(RECORDS SUPPLIED)
>>>>
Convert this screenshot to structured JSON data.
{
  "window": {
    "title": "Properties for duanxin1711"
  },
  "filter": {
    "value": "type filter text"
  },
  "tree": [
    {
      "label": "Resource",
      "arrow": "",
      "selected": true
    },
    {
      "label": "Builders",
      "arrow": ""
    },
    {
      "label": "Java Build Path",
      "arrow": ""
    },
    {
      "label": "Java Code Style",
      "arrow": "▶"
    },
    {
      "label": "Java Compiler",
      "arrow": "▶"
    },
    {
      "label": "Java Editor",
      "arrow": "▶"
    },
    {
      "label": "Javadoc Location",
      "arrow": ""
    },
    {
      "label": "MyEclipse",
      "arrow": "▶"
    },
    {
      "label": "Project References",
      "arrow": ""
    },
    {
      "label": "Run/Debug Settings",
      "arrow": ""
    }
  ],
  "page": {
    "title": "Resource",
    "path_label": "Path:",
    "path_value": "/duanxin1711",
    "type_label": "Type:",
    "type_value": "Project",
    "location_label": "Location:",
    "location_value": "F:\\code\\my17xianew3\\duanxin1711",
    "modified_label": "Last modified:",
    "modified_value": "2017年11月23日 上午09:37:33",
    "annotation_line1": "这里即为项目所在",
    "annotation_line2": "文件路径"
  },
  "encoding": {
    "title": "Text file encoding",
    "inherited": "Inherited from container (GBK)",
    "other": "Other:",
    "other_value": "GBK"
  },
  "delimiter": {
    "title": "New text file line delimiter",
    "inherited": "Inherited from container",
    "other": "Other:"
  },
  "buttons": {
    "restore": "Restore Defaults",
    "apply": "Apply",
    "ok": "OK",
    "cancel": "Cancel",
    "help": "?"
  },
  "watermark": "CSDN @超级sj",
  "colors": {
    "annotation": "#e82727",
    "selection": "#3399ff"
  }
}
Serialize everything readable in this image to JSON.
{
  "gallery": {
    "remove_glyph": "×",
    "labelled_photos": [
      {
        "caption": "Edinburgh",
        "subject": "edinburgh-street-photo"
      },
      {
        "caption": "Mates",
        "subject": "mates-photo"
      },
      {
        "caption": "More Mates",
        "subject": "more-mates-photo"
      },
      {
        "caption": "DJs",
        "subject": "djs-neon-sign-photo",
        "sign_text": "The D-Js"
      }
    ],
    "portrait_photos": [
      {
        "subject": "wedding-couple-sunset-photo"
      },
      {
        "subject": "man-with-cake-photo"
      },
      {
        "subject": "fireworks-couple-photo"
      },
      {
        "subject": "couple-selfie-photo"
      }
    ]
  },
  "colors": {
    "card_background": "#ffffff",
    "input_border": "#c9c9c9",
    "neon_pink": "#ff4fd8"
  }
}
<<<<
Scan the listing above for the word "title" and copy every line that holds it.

(COMPLETED TASK)
    "title": "Properties for duanxin1711"
    "title": "Resource",
    "title": "Text file encoding",
    "title": "New text file line delimiter",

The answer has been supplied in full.